Still to come in March 2022 as part of the Avalon 100 Celebrations is the 'Sail of the Century' being hosted by Avalon Sailing Club. This will run next weekend, Saturday March 26th. 

As part of the Avalon Centenary, the Avalon Sailing Club is inviting everyone to join them on their fleet of wooden boats for a day out on Broken Bay. 

ASC tells us; ''Our Couta boats, named because they were the original boats used to catch the Barracouta for Melbournians fish and chips in the 19th century, are waiting to take you for a ride. The boats are comfortable, stable and fast, making them the ideal experience for those less familiar with sailing.''

Where: Avalon Sailing Club, 28b Hudson Parade, Clareville  
When: Saturday, March 26th from 2pm 

Sausages and refreshments will be served on the deck and fancy dress - 1920s theme - is encouraged (though of course not essential!).

The Sail of the Century is free but booking is recommended to secure your spot, at:

Below run a few more images from Saturday's Centenary Celebration of the Nature of Avalon Beach and our Indigenous Culture. 

More soon on what's being made available for the community in April as part of the Avalon Beach Centenary Celebrations!

these lovely girls handed out clap sticks for everyone to get involved

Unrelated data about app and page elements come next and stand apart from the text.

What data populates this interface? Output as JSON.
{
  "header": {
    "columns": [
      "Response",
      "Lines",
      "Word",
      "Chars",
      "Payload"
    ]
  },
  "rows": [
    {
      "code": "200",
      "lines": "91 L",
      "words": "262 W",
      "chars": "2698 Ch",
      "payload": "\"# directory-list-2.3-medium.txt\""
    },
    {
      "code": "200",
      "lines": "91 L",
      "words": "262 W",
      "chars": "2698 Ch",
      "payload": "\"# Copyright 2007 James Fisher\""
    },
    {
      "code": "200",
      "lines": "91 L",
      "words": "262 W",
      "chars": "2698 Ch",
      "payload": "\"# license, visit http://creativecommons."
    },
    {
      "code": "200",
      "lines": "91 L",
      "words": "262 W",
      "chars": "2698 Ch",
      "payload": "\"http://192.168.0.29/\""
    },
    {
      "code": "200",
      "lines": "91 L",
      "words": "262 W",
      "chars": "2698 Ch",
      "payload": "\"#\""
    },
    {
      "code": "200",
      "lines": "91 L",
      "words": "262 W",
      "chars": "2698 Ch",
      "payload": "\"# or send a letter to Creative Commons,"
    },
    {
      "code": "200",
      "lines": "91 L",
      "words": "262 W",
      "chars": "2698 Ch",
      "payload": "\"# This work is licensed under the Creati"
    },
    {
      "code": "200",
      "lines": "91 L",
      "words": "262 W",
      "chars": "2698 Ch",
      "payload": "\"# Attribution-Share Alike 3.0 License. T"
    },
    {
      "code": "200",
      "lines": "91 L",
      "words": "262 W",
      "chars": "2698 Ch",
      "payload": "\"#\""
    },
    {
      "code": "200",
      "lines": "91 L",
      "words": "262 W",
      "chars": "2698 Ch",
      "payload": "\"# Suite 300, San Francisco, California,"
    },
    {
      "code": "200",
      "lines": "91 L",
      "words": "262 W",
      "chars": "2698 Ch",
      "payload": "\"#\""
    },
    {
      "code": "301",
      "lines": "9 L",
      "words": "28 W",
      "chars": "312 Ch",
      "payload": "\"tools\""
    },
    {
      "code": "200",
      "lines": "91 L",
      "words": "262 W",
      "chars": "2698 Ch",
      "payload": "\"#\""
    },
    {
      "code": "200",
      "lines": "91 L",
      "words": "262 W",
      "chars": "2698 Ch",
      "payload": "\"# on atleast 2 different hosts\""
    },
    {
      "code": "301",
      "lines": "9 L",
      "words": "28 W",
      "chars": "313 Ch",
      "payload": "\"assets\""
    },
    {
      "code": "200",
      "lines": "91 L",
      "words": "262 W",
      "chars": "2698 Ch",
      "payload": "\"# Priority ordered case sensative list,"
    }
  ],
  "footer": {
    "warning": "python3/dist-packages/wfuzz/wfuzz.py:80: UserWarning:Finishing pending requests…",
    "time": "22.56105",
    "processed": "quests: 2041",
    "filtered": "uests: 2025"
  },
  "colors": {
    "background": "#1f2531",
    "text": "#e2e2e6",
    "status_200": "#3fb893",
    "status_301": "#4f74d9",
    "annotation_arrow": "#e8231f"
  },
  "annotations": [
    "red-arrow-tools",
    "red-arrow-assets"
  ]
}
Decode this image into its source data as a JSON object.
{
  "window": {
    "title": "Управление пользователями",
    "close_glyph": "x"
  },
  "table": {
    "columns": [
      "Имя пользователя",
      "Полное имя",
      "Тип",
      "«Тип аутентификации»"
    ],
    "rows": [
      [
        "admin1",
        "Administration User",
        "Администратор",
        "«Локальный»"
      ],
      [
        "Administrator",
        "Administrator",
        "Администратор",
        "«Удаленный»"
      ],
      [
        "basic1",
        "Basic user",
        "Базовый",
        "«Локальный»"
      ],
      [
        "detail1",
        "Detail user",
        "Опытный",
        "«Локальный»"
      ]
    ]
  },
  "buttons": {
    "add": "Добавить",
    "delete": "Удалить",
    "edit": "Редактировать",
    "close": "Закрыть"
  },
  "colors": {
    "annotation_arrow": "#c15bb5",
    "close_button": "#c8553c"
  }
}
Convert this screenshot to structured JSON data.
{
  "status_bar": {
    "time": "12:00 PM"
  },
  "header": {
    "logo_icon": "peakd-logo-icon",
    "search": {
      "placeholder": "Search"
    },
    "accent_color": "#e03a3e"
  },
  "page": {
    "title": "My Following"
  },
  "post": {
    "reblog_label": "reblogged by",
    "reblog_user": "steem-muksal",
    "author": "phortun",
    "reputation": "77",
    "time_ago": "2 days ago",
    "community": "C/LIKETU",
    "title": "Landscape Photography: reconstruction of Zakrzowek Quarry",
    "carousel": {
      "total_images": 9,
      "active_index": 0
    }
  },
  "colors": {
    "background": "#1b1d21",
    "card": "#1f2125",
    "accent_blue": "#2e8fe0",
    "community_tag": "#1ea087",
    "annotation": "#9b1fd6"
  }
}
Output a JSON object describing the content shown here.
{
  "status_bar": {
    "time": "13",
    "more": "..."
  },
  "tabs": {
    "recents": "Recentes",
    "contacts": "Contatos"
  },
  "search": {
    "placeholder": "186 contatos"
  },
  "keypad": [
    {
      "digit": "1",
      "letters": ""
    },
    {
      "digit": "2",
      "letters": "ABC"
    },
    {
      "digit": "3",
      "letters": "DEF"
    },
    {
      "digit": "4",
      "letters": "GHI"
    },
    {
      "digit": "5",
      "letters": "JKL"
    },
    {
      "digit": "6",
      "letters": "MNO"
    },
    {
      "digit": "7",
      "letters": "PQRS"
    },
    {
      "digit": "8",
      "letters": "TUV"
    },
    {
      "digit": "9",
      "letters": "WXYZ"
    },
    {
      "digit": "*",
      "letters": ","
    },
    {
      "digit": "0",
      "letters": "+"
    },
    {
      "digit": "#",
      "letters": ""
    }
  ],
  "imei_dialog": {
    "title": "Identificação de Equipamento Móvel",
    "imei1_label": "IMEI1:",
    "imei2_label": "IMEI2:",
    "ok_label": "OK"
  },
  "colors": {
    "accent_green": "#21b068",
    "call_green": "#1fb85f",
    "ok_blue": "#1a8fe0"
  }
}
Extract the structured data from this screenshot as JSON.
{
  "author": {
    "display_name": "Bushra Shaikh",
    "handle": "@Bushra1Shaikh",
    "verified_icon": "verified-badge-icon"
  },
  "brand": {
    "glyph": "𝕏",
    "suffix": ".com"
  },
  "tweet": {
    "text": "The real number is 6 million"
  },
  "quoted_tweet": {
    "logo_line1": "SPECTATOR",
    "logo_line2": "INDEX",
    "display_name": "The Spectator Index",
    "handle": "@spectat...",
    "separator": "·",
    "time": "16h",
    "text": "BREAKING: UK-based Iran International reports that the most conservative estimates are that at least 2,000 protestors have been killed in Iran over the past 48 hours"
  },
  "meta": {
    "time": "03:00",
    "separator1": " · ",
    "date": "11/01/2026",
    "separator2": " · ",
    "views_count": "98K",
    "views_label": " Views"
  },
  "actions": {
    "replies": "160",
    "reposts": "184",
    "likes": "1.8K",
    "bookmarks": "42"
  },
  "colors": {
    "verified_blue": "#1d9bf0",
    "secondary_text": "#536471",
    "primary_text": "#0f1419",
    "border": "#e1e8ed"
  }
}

Limited edition Avalon Beach Centenary t-shirts were on sale

Report/photos: A J Guesdon.